## Prompt
Only lines containing the string "Chhoti" belong in the answer; copy all of them from the entries.

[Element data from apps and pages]
* * * * * * * * *

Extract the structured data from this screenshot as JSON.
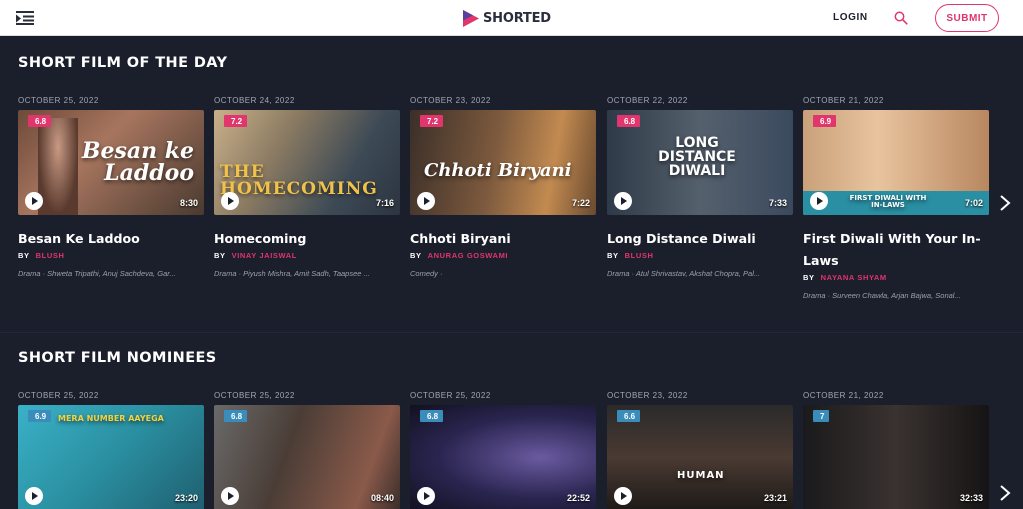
{
  "header": {
    "brand": "SHORTED",
    "login_label": "LOGIN",
    "submit_label": "SUBMIT",
    "accent": "#e0356d"
  },
  "sections": [
    {
      "title": "SHORT FILM OF THE DAY",
      "cards": [
        {
          "date": "OCTOBER 25, 2022",
          "rating": "6.8",
          "duration": "8:30",
          "overlay": "Besan ke Laddoo",
          "title": "Besan Ke Laddoo",
          "by": "BY",
          "creator": "BLUSH",
          "meta": "Drama · Shweta Tripathi, Anuj Sachdeva, Gar..."
        },
        {
          "date": "OCTOBER 24, 2022",
          "rating": "7.2",
          "duration": "7:16",
          "overlay": "THE HOMECOMING",
          "title": "Homecoming",
          "by": "BY",
          "creator": "VINAY JAISWAL",
          "meta": "Drama · Piyush Mishra, Amit Sadh, Taapsee ..."
        },
        {
          "date": "OCTOBER 23, 2022",
          "rating": "7.2",
          "duration": "7:22",
          "overlay": "Chhoti Biryani",
          "title": "Chhoti Biryani",
          "by": "BY",
          "creator": "ANURAG GOSWAMI",
          "meta": "Comedy ·"
        },
        {
          "date": "OCTOBER 22, 2022",
          "rating": "6.8",
          "duration": "7:33",
          "overlay": "LONG DISTANCE DIWALI",
          "title": "Long Distance Diwali",
          "by": "BY",
          "creator": "BLUSH",
          "meta": "Drama · Atul Shrivastav, Akshat Chopra, Pal..."
        },
        {
          "date": "OCTOBER 21, 2022",
          "rating": "6.9",
          "duration": "7:02",
          "overlay": "FIRST DIWALI WITH IN-LAWS",
          "title": "First Diwali With Your In-Laws",
          "by": "BY",
          "creator": "NAYANA SHYAM",
          "meta": "Drama · Surveen Chawla, Arjan Bajwa, Sonal..."
        }
      ]
    },
    {
      "title": "SHORT FILM NOMINEES",
      "cards": [
        {
          "date": "OCTOBER 25, 2022",
          "rating": "6.9",
          "duration": "23:20",
          "overlay": "MERA NUMBER AAYEGA"
        },
        {
          "date": "OCTOBER 25, 2022",
          "rating": "6.8",
          "duration": "08:40",
          "overlay": ""
        },
        {
          "date": "OCTOBER 25, 2022",
          "rating": "6.8",
          "duration": "22:52",
          "overlay": ""
        },
        {
          "date": "OCTOBER 23, 2022",
          "rating": "6.6",
          "duration": "23:21",
          "overlay": "HUMAN"
        },
        {
          "date": "OCTOBER 21, 2022",
          "rating": "7",
          "duration": "32:33",
          "overlay": ""
        }
      ]
    }
  ],
  "icons": {
    "menu": "menu-icon",
    "search": "search-icon",
    "play": "play-icon",
    "next": "chevron-right-icon"
  }
}
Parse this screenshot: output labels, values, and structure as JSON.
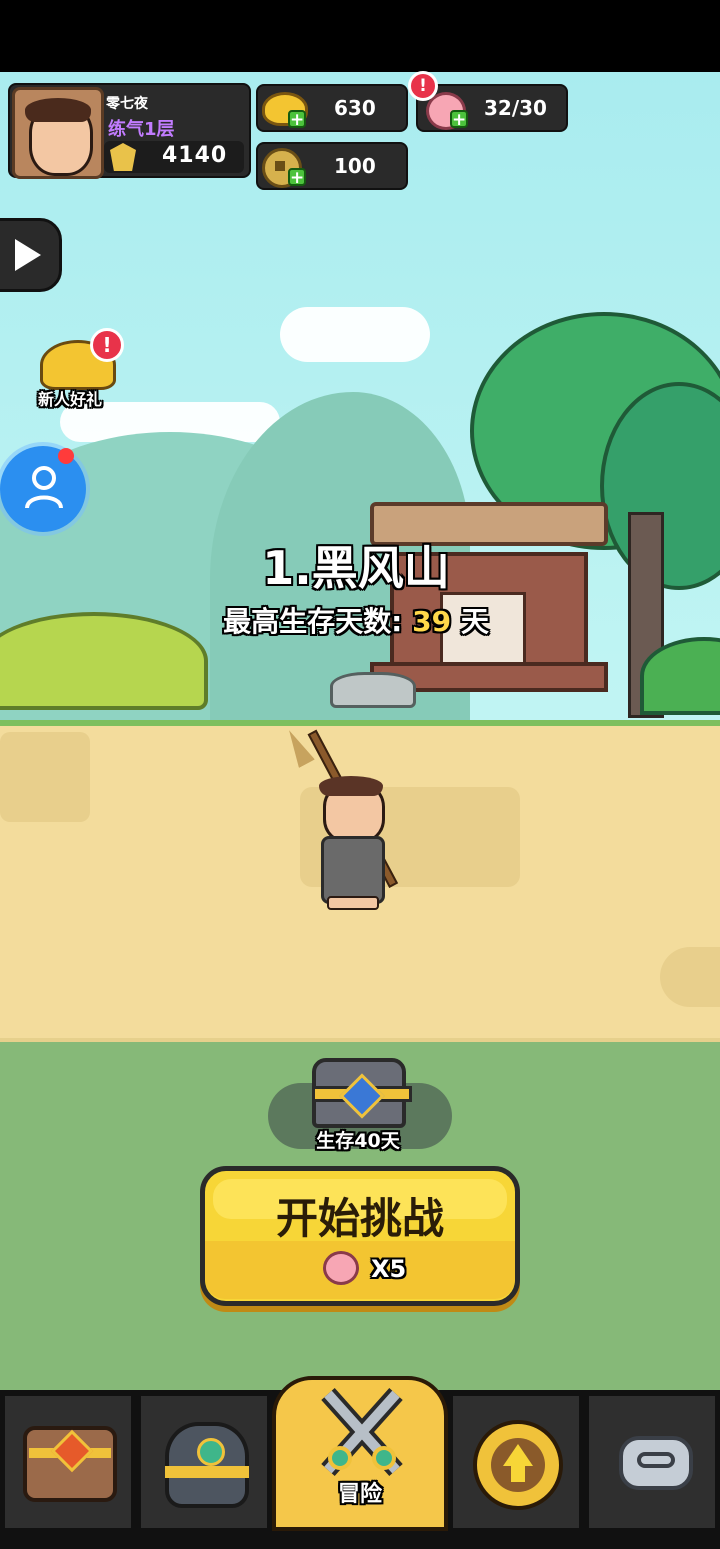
{
  "player": {
    "name": "零七夜",
    "realm": "练气1层",
    "power": "4140"
  },
  "currencies": {
    "gold": "630",
    "peach": "32/30",
    "coin": "100"
  },
  "side": {
    "newbie_gift": "新人好礼"
  },
  "stage": {
    "title": "1.黑风山",
    "best_label": "最高生存天数:",
    "best_days": "39",
    "best_unit": "天"
  },
  "reward": {
    "label": "生存40天"
  },
  "start_button": {
    "label": "开始挑战",
    "cost": "X5"
  },
  "nav": {
    "tabs": [
      {
        "icon": "treasure-chest-icon",
        "label": ""
      },
      {
        "icon": "helmet-icon",
        "label": ""
      },
      {
        "icon": "crossed-swords-icon",
        "label": "冒险"
      },
      {
        "icon": "upgrade-arrow-icon",
        "label": ""
      },
      {
        "icon": "cloud-emblem-icon",
        "label": ""
      }
    ]
  },
  "colors": {
    "realm": "#c27cff",
    "best_days": "#ffd84a",
    "button_yellow": "#f7d637",
    "nav_active": "#f5c74a"
  }
}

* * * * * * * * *

## Solution to this exercise
          "overlay": "Chhoti Biryani",
          "title": "Chhoti Biryani",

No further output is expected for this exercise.